Dataset rows for apps and sites:

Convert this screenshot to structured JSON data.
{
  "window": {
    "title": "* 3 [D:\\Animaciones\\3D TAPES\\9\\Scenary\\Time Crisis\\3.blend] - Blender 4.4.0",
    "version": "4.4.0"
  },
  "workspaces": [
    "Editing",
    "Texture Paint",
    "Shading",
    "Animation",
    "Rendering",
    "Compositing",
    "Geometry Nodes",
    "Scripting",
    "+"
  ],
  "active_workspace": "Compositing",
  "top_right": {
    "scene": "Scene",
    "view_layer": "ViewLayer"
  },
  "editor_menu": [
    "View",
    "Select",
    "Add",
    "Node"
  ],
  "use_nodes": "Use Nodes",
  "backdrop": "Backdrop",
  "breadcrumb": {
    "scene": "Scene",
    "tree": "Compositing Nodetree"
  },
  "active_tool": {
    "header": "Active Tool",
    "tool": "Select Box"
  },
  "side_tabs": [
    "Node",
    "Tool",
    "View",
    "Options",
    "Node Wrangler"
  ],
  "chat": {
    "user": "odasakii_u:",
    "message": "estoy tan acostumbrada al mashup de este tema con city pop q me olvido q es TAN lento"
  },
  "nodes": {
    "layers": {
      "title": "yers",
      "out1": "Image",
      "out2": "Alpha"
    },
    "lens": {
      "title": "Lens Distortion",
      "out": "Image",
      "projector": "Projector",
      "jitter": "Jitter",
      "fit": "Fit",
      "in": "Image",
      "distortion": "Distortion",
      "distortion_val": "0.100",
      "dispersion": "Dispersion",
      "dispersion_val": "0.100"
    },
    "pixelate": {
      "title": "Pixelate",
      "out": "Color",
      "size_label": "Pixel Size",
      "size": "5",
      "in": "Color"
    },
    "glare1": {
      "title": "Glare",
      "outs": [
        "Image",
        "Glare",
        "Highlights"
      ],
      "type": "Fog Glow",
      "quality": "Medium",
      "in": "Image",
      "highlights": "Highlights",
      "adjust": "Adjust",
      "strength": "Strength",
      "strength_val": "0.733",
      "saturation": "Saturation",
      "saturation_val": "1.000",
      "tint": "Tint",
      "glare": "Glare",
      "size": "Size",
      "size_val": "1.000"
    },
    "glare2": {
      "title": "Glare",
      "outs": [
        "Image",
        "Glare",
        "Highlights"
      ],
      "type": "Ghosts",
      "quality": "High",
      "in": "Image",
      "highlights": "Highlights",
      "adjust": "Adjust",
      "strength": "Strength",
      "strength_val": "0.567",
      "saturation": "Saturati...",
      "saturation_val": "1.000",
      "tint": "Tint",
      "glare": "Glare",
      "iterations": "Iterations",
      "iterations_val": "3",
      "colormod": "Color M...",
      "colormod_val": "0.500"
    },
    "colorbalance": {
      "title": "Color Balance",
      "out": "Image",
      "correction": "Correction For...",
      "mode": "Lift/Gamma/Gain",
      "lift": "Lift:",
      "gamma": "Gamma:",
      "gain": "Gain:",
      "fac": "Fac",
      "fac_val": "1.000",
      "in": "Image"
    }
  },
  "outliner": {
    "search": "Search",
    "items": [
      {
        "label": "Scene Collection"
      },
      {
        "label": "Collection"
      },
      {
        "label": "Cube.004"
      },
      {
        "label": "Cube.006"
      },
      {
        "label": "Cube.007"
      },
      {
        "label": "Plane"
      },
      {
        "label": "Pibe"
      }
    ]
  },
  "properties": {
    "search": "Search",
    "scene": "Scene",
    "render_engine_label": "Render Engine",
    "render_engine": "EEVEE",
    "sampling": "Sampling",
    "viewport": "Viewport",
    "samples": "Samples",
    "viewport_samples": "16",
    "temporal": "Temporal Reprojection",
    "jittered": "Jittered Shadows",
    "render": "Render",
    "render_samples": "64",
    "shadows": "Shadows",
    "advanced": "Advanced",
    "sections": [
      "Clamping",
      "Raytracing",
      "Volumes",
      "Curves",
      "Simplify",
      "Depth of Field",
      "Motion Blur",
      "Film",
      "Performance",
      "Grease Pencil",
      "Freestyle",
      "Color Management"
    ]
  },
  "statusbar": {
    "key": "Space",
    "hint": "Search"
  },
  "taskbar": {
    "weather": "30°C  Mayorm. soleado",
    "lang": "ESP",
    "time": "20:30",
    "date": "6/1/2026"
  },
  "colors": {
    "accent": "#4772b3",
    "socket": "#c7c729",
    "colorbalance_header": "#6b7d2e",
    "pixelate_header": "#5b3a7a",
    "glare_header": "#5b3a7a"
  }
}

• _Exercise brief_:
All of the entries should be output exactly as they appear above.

• _Finished task_:
Convert this screenshot to structured JSON data.
{
  "window": {
    "title": "* 3 [D:\\Animaciones\\3D TAPES\\9\\Scenary\\Time Crisis\\3.blend] - Blender 4.4.0",
    "version": "4.4.0"
  },
  "workspaces": [
    "Editing",
    "Texture Paint",
    "Shading",
    "Animation",
    "Rendering",
    "Compositing",
    "Geometry Nodes",
    "Scripting",
    "+"
  ],
  "active_workspace": "Compositing",
  "top_right": {
    "scene": "Scene",
    "view_layer": "ViewLayer"
  },
  "editor_menu": [
    "View",
    "Select",
    "Add",
    "Node"
  ],
  "use_nodes": "Use Nodes",
  "backdrop": "Backdrop",
  "breadcrumb": {
    "scene": "Scene",
    "tree": "Compositing Nodetree"
  },
  "active_tool": {
    "header": "Active Tool",
    "tool": "Select Box"
  },
  "side_tabs": [
    "Node",
    "Tool",
    "View",
    "Options",
    "Node Wrangler"
  ],
  "chat": {
    "user": "odasakii_u:",
    "message": "estoy tan acostumbrada al mashup de este tema con city pop q me olvido q es TAN lento"
  },
  "nodes": {
    "layers": {
      "title": "yers",
      "out1": "Image",
      "out2": "Alpha"
    },
    "lens": {
      "title": "Lens Distortion",
      "out": "Image",
      "projector": "Projector",
      "jitter": "Jitter",
      "fit": "Fit",
      "in": "Image",
      "distortion": "Distortion",
      "distortion_val": "0.100",
      "dispersion": "Dispersion",
      "dispersion_val": "0.100"
    },
    "pixelate": {
      "title": "Pixelate",
      "out": "Color",
      "size_label": "Pixel Size",
      "size": "5",
      "in": "Color"
    },
    "glare1": {
      "title": "Glare",
      "outs": [
        "Image",
        "Glare",
        "Highlights"
      ],
      "type": "Fog Glow",
      "quality": "Medium",
      "in": "Image",
      "highlights": "Highlights",
      "adjust": "Adjust",
      "strength": "Strength",
      "strength_val": "0.733",
      "saturation": "Saturation",
      "saturation_val": "1.000",
      "tint": "Tint",
      "glare": "Glare",
      "size": "Size",
      "size_val": "1.000"
    },
    "glare2": {
      "title": "Glare",
      "outs": [
        "Image",
        "Glare",
        "Highlights"
      ],
      "type": "Ghosts",
      "quality": "High",
      "in": "Image",
      "highlights": "Highlights",
      "adjust": "Adjust",
      "strength": "Strength",
      "strength_val": "0.567",
      "saturation": "Saturati...",
      "saturation_val": "1.000",
      "tint": "Tint",
      "glare": "Glare",
      "iterations": "Iterations",
      "iterations_val": "3",
      "colormod": "Color M...",
      "colormod_val": "0.500"
    },
    "colorbalance": {
      "title": "Color Balance",
      "out": "Image",
      "correction": "Correction For...",
      "mode": "Lift/Gamma/Gain",
      "lift": "Lift:",
      "gamma": "Gamma:",
      "gain": "Gain:",
      "fac": "Fac",
      "fac_val": "1.000",
      "in": "Image"
    }
  },
  "outliner": {
    "search": "Search",
    "items": [
      {
        "label": "Scene Collection"
      },
      {
        "label": "Collection"
      },
      {
        "label": "Cube.004"
      },
      {
        "label": "Cube.006"
      },
      {
        "label": "Cube.007"
      },
      {
        "label": "Plane"
      },
      {
        "label": "Pibe"
      }
    ]
  },
  "properties": {
    "search": "Search",
    "scene": "Scene",
    "render_engine_label": "Render Engine",
    "render_engine": "EEVEE",
    "sampling": "Sampling",
    "viewport": "Viewport",
    "samples": "Samples",
    "viewport_samples": "16",
    "temporal": "Temporal Reprojection",
    "jittered": "Jittered Shadows",
    "render": "Render",
    "render_samples": "64",
    "shadows": "Shadows",
    "advanced": "Advanced",
    "sections": [
      "Clamping",
      "Raytracing",
      "Volumes",
      "Curves",
      "Simplify",
      "Depth of Field",
      "Motion Blur",
      "Film",
      "Performance",
      "Grease Pencil",
      "Freestyle",
      "Color Management"
    ]
  },
  "statusbar": {
    "key": "Space",
    "hint": "Search"
  },
  "taskbar": {
    "weather": "30°C  Mayorm. soleado",
    "lang": "ESP",
    "time": "20:30",
    "date": "6/1/2026"
  },
  "colors": {
    "accent": "#4772b3",
    "socket": "#c7c729",
    "colorbalance_header": "#6b7d2e",
    "pixelate_header": "#5b3a7a",
    "glare_header": "#5b3a7a"
  }
}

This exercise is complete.